Bill reviews sex offender rules

ATLANTA - The House will now consider changes to the state's sex offender law after the Senate approved a bill updating last year's sweeping overhaul of registration requirements and living restrictions.

The upper chamber voted 51-0 late Tuesday to approve Senate Bill 249, which requires offenders to register with sheriffs in the counties where they work and attend school. Currently, offenders have to report only where they live.

Under the bill, elderly and physically sick offenders could get an exemption from some of the housing restrictions that would now prohibit them from living within 1,000 feet of schools, churches and places where children gather.

A pending lawsuit, which has enforcement of the existing statute on hold, argues that the restrictions are too harsh for nursing home residents or bed-ridden offenders who pose no risk.

Sen. Jim Whitehead, R-Evans, said he sponsored the bill on behalf of sheriffs who said changes are necessary to make the law enforceable.

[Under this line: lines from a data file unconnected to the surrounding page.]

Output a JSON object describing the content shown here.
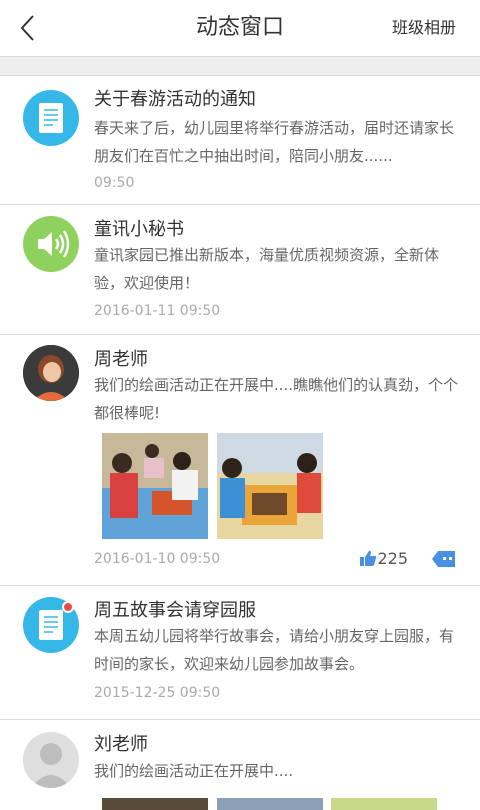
{
  "header": {
    "title": "动态窗口",
    "right_action": "班级相册"
  },
  "feed": [
    {
      "type": "notice",
      "name": "关于春游活动的通知",
      "content": "春天来了后，幼儿园里将举行春游活动，届时还请家长朋友们在百忙之中抽出时间，陪同小朋友......",
      "time": "09:50",
      "icon": "document-icon",
      "accent": "#35b8e8"
    },
    {
      "type": "system",
      "name": "童讯小秘书",
      "content": "童讯家园已推出新版本，海量优质视频资源，全新体验，欢迎使用！",
      "time": "2016-01-11 09:50",
      "icon": "speaker-icon",
      "accent": "#8fd15e"
    },
    {
      "type": "post",
      "name": "周老师",
      "content": "我们的绘画活动正在开展中....瞧瞧他们的认真劲，个个都很棒呢!",
      "time": "2016-01-10 09:50",
      "likes": "225",
      "icon": "teacher-avatar"
    },
    {
      "type": "notice",
      "name": "周五故事会请穿园服",
      "content": "本周五幼儿园将举行故事会，请给小朋友穿上园服，有时间的家长，欢迎来幼儿园参加故事会。",
      "time": "2015-12-25 09:50",
      "icon": "document-icon",
      "unread": true
    },
    {
      "type": "post",
      "name": "刘老师",
      "content": "我们的绘画活动正在开展中....",
      "icon": "default-avatar"
    }
  ],
  "colors": {
    "accent_blue": "#35b8e8",
    "accent_green": "#8fd15e",
    "like_blue": "#4a90e2"
  }
}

Another sex offender measure, Senate Bill 37, was not voted on Tuesday, the deadline for statewide legislation to pass one of the chambers and still be considered during the 2007 session.

The Democratic-led bill was introduced this year in part to help convicted offender Genarlow Wilson, who was sentenced to 10 years in prison for receiving oral sex as a 17-year-old from a girl who was 15. The bill attempted to clear up so-called "Romeo and Juliet" cases that occurred before last year when the Legislature lessened the penalty in such situations to a misdemeanor.

Senate President Pro Tem Eric Johnson, R-Savannah, had spoken out against SB 37, saying it would open the door for reviewing hundreds of old cases and potentially put dangerous sex offenders out on the street.

"I was very disappointed," said the bill's sponsor Sen. Emanuel Jones, D-Decatur. "I knew it was going to be a problem when I saw it at the foot of the calendar."

Mr. Jones said Republican members were unwilling to debate another controversial bill before his on the calendar that proposed letting workers legally bring guns in their locked cars at work.

He said Senate leaders talked with him Wednesday, promising to find a bill that his measure can be attached to as a "rider," allowing it to receive a vote.